→ Work to complete
What lines in the material hold the string "Employer"? Return every one of them.

-.-.-

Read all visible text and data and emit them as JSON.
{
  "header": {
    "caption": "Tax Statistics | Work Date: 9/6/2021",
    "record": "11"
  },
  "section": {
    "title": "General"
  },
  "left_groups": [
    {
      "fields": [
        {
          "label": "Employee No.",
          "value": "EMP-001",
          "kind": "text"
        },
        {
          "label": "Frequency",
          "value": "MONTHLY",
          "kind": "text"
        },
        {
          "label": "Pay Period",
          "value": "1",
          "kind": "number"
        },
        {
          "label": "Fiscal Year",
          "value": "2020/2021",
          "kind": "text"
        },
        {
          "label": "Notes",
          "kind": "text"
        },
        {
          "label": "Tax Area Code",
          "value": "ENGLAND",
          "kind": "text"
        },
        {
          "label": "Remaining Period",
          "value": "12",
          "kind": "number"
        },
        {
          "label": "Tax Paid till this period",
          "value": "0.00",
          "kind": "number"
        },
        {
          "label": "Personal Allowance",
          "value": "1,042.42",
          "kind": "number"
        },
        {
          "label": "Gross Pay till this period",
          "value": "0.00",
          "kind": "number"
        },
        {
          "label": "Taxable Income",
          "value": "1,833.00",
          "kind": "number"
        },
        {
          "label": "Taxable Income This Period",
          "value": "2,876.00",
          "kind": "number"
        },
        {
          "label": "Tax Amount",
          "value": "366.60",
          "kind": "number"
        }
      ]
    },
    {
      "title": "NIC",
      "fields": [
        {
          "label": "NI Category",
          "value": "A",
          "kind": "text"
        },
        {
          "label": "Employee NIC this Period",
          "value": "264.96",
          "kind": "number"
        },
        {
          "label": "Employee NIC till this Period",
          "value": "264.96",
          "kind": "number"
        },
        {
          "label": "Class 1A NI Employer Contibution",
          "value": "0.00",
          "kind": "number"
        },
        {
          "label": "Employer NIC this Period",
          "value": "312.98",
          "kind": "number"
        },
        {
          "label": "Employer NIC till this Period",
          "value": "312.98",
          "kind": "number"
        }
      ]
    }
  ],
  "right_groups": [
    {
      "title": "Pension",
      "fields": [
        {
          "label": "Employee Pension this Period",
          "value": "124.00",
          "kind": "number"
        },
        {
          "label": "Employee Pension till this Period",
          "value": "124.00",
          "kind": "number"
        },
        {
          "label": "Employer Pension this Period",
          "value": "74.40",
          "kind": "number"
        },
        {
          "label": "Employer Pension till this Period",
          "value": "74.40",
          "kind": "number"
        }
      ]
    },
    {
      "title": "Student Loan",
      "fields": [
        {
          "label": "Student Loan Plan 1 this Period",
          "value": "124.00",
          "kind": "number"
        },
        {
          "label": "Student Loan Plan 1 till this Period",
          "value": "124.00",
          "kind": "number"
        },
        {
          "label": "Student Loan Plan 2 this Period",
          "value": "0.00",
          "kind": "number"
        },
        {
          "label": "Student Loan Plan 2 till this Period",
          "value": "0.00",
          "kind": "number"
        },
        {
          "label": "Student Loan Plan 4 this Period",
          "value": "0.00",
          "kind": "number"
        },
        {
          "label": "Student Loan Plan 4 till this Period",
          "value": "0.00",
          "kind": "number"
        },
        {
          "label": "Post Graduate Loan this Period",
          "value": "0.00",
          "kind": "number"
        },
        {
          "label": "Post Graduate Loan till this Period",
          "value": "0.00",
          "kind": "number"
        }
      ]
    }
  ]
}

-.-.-

→ Response to the task
          "label": "Class 1A NI Employer Contibution",
          "label": "Employer NIC this Period",
          "label": "Employer NIC till this Period",
          "label": "Employer Pension this Period",
          "label": "Employer Pension till this Period",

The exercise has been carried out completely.